Change happens when we make it happen. In the case of fracking, that change currently happens state-by-state.
Last month, our victory in New York changed the dynamics of what is possible for the fracking movement. With Governor Cuomo’s bold decision to ban fracking, we took what had been a campaign slogan and turned it into a reality. Last week, we brought the momentum that started with a victory in Albany and transformed it into one of the issues on the top of Pennsylvania Governor Tom Wolf’s radar.
Monday, a day before Wolf was inaugurated, we published an op-ed in the Philadelphia Inquirer calling on him to make stopping fracking a priority for his administration. Challenging Wolf to separate himself from former Governor Corbett’s failed policies on fracking, we wrote that Wolf was largely shaping up to be a continuation of the status quo: unchecked pollution and health risks from an unchecked industry.
We knew we would need more than just the facts to be heard by Wolf.

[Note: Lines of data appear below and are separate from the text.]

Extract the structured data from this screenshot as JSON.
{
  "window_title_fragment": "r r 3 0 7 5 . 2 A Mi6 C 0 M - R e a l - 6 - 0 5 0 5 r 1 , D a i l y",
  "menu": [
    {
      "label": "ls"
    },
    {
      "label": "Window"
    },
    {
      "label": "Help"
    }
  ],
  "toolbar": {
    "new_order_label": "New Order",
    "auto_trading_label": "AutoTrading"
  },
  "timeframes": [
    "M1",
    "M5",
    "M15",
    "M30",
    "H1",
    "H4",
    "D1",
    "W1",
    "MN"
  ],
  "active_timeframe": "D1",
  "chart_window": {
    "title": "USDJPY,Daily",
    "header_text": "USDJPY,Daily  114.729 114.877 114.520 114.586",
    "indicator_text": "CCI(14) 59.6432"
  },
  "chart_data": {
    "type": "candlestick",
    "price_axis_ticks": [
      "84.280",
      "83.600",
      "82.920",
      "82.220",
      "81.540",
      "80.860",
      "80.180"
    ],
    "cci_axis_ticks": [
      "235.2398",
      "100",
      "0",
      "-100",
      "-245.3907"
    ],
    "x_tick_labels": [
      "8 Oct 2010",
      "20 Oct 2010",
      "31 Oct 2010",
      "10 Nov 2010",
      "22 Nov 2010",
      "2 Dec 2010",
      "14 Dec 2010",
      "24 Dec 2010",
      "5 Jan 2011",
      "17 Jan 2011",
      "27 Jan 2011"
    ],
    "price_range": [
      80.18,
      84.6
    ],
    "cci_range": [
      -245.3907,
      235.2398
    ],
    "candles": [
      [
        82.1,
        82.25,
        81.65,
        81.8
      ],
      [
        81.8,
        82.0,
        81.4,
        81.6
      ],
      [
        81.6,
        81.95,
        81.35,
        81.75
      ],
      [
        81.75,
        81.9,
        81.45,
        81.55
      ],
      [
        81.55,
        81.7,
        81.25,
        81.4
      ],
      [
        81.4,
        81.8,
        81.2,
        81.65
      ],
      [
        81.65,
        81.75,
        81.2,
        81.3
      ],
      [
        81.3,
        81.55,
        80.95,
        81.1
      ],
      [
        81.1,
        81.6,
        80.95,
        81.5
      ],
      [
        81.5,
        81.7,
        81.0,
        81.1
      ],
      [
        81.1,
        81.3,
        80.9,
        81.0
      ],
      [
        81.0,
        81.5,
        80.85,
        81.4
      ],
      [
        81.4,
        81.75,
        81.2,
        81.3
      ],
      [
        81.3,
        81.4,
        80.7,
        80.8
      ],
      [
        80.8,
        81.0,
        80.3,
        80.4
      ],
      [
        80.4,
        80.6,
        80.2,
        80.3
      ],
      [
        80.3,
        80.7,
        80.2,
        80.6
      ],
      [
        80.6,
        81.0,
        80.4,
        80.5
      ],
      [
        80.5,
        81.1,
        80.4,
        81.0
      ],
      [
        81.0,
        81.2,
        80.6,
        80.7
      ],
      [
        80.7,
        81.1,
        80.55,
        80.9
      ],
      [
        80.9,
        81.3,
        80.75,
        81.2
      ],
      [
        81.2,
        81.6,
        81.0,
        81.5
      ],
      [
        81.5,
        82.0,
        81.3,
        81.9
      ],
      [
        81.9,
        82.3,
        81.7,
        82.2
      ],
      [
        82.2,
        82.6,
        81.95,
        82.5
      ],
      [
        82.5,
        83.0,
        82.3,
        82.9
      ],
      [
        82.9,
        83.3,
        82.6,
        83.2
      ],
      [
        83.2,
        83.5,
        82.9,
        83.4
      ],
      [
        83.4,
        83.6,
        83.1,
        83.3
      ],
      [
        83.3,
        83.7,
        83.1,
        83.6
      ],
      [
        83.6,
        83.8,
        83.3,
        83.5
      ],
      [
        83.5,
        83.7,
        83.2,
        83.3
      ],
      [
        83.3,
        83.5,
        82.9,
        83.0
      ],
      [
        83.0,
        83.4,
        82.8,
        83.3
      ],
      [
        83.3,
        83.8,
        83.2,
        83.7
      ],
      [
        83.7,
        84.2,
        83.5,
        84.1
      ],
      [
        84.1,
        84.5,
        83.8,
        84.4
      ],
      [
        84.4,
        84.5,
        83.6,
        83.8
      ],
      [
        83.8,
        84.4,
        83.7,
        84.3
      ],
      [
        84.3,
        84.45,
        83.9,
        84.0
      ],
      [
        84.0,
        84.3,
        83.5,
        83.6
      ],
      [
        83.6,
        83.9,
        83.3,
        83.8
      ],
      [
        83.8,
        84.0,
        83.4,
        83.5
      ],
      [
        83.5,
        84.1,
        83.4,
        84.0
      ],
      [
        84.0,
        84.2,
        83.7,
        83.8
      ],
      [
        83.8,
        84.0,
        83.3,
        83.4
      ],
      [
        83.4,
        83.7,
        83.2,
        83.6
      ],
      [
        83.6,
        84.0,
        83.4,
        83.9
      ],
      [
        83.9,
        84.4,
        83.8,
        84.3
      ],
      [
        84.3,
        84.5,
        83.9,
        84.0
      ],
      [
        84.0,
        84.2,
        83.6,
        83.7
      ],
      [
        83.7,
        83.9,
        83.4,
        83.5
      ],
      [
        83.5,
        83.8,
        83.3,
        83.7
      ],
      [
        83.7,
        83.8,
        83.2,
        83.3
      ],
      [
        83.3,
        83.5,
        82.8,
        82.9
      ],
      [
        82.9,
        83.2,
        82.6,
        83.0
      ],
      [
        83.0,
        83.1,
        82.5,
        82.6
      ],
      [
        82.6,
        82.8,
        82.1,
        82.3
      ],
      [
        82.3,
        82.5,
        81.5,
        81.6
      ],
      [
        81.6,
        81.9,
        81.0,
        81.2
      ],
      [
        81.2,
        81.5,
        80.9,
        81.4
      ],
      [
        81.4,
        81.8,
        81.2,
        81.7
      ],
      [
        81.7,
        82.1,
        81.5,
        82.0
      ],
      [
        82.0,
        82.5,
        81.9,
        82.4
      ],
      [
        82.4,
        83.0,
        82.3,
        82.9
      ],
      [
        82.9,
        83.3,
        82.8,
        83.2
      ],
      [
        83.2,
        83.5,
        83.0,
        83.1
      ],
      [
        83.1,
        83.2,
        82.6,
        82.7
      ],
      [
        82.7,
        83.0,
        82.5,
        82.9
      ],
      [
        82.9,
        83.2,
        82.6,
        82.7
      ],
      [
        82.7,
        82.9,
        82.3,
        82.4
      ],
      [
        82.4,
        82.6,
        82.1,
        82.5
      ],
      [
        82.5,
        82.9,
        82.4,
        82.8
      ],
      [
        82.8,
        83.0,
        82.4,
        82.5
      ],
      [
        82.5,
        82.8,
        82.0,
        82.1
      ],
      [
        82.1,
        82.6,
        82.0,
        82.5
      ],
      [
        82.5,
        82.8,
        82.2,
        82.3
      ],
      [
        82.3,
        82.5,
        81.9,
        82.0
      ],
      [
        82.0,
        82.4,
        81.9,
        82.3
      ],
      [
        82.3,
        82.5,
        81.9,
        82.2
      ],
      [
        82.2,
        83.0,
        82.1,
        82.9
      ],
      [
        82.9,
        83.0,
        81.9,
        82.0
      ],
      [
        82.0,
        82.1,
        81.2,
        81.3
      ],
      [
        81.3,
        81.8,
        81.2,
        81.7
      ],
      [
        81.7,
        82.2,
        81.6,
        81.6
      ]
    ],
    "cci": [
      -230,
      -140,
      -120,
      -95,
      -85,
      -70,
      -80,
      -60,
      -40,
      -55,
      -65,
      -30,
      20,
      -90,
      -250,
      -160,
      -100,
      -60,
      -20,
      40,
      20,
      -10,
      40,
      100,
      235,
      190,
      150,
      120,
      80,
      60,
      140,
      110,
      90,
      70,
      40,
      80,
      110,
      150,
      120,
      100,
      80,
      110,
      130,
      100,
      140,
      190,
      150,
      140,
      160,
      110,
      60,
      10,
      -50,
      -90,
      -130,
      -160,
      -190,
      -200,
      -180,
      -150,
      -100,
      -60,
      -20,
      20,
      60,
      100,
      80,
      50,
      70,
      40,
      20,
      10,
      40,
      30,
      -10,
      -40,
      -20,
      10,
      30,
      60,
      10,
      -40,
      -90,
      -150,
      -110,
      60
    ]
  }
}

So on Inauguration Day, we assembled more than 250 Pennsylvanians from all corners of the state at a church nearby the Capitol. We marched as a group to the Capitol, accompanied by Gasland’s Josh Fox, catching the attention of the legislators and reporters assembling at the inauguration site. Once the inauguration started, we took the demands spelled out in our op-ed the day before and chanted them directly to Wolf and all the attendees at the ceremony.
Attendees chanted “ban fracking now” with such volume it seemed our collective vocal cords would give out after a few minutes. But, as we went on, and reporters Tweeted that they were having trouble making out the content of Wolf’s remarks over our yells, we began to realize just how loud – and powerful – we really were. When all was said and done, we felt more confident than ever that Governor Wolf had truly heard us and internalized our strength.
Later in the week, Food & Water Watch released a report with Berks Gas Truth clarifying exactly why we had had so much trouble being heard by Wolf short of vocally taking over the inauguration: his ears had been clogged with money from the gas industry. Analyzing Wolf’s campaign finance reports, we found individuals, corporations and PACs associated with the gas industry totaled $1.5 million.
We have no illusions regarding how much work it will take to protect Pennsylvanians from fracking by winning a statewide halt. If anything, we now know exactly how much grassroots power we’ll need to show Wolf (roughly the equivalent of $1.5 million in industry payoffs.) But we know that by educating Pennsylvanians and engaging them, one by one, as a part of a statewide movement against fracking, we can win. And I am confident that with our leading partners in Pennsylvanians Against Fracking – Berks Gas Truth, Delaware Riverkeeper Network, Marcellus Outreach Butler, Marcellus Protest, and Pennsylvania Alliance for Clean Air and Water – we have the commitment and motivation required to build what can be the most powerful –and most successful – coalition in the state.